Emilie Griffin

Stations of the Cross have been created and used in different ways down through the centuries, and although they have been used differently, for many Christians, following “the way” of the cross has been deeply significant. To walk with Jesus all the way through the last hours of his life allows us to feel as if we are with Jesus in our hearts and souls as he made his journey to Golgotha.

The stations are “stopping points” along Jesus’ journey that allow us to pause and reflect on each of the events surrounding Jesus’ death. Hymns can be sung, meditations included, icons used, and prayers said—all with the purpose of placing ourselves with Jesus at the time of his execution. This allows us to embrace the Passion fully and experience in our own lives what it means to take up our cross and follow him.

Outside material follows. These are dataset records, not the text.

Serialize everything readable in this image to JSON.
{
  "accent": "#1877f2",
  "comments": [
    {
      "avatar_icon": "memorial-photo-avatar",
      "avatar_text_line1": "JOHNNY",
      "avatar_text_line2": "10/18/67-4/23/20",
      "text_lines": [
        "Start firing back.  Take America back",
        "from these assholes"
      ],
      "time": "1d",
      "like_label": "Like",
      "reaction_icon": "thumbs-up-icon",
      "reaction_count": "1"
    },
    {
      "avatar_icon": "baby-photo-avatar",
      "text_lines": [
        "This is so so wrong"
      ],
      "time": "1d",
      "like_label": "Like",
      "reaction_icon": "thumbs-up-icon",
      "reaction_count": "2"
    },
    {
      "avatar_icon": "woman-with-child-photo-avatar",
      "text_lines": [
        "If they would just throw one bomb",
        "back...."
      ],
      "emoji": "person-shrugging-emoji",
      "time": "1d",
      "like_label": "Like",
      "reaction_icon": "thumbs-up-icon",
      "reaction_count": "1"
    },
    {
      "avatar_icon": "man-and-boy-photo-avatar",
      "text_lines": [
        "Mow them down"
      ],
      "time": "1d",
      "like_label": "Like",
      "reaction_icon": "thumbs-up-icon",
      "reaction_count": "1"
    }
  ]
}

  1. Have you ever found that an art form, a hymn, a certain spiritual icon, or a practice brought you closer to God?
  2. Do you think forms and symbols are helpful or hurtful in enhancing our spiritual practices? Why?
  3. In practicing the stations of the cross, what do you think might be helpful about having “stopping points” where we can reflect on each part of Jesus’ walk toward crucifixion?
  4. If you were to create your own “stations of the cross” ritual, what would it look like? What stopping points would you include? What would people do?

05.  Letting God Lead

Jeannette A. Bakke

This article describes Bakke’s experience on retreat. She learns to rest, not take control. The agendas she brings with her fall away, and she allows the Holy Spirit to lead her. She describes the experience as being like gentle “finger exercises,” limbering her soul to listen and to follow. Then she quotes Gerald May at length, who tells us that “to have no agenda, no destination, no object or project in mind, no intention apart from a simple desire to be available to God’s guidance” is freeing and teaches simple trust.

While it is hard to let yourself be led by God, when you do, you find confidence and grow into a deeper awareness of God’s goodness and presence. You realize how close God is, if you would simply let go more often and allow him to lead . . . “The Word is very near to you; it is in your mouth and in your heart.”

  1. How might we practically allow ourselves to be led by God in day-to-day life? on retreat? in our prayers?
  2. Is it realistic of God to expect us to let go of our plans, our agendas, our desire to make something happen, and simply go at God’s pace for God’s end? Why should we do this? What are the benefits?
  3. Do you experience God as very close to you, or does he seem far away most of the time?
  4. How might we foster more of a closeness and intimacy with God and allow him to take over more and more?


Kim Engelmann is Sr. Pastor at West Valley Presbyterian Church in Cupertino, California. She is the author of seven books, including her most recent book, featured in this article, Running in Circles. She has also written Seeing Jesus, A Walk With God Through Friendship, and three children’s books entitled the Joona Trilogy. A new book on how to experience God’s presence in small groups will be coming out next year.